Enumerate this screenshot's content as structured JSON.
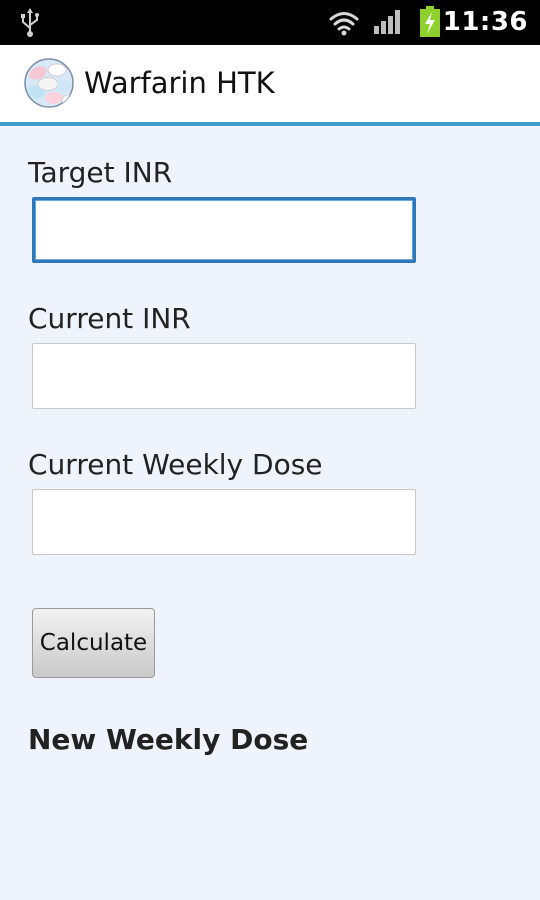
{
  "status_bar": {
    "time": "11:36",
    "icons": [
      "usb-icon",
      "wifi-icon",
      "signal-icon",
      "battery-charging-icon"
    ]
  },
  "app": {
    "title": "Warfarin HTK",
    "icon": "pills-icon"
  },
  "form": {
    "target_inr": {
      "label": "Target INR",
      "value": "",
      "placeholder": ""
    },
    "current_inr": {
      "label": "Current INR",
      "value": "",
      "placeholder": ""
    },
    "weekly_dose": {
      "label": "Current Weekly Dose",
      "value": "",
      "placeholder": ""
    },
    "calculate_label": "Calculate",
    "result_heading": "New Weekly Dose"
  },
  "colors": {
    "background": "#eef3fc",
    "accent": "#3f9ccd",
    "focus": "#2f78b8",
    "battery": "#8ed12f"
  }
}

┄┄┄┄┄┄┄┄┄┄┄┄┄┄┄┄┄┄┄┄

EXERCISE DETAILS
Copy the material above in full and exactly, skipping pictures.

SOLUTION FOR THIS PROBLEM
Enumerate this screenshot's content as structured JSON.
{
  "status_bar": {
    "time": "11:36",
    "icons": [
      "usb-icon",
      "wifi-icon",
      "signal-icon",
      "battery-charging-icon"
    ]
  },
  "app": {
    "title": "Warfarin HTK",
    "icon": "pills-icon"
  },
  "form": {
    "target_inr": {
      "label": "Target INR",
      "value": "",
      "placeholder": ""
    },
    "current_inr": {
      "label": "Current INR",
      "value": "",
      "placeholder": ""
    },
    "weekly_dose": {
      "label": "Current Weekly Dose",
      "value": "",
      "placeholder": ""
    },
    "calculate_label": "Calculate",
    "result_heading": "New Weekly Dose"
  },
  "colors": {
    "background": "#eef3fc",
    "accent": "#3f9ccd",
    "focus": "#2f78b8",
    "battery": "#8ed12f"
  }
}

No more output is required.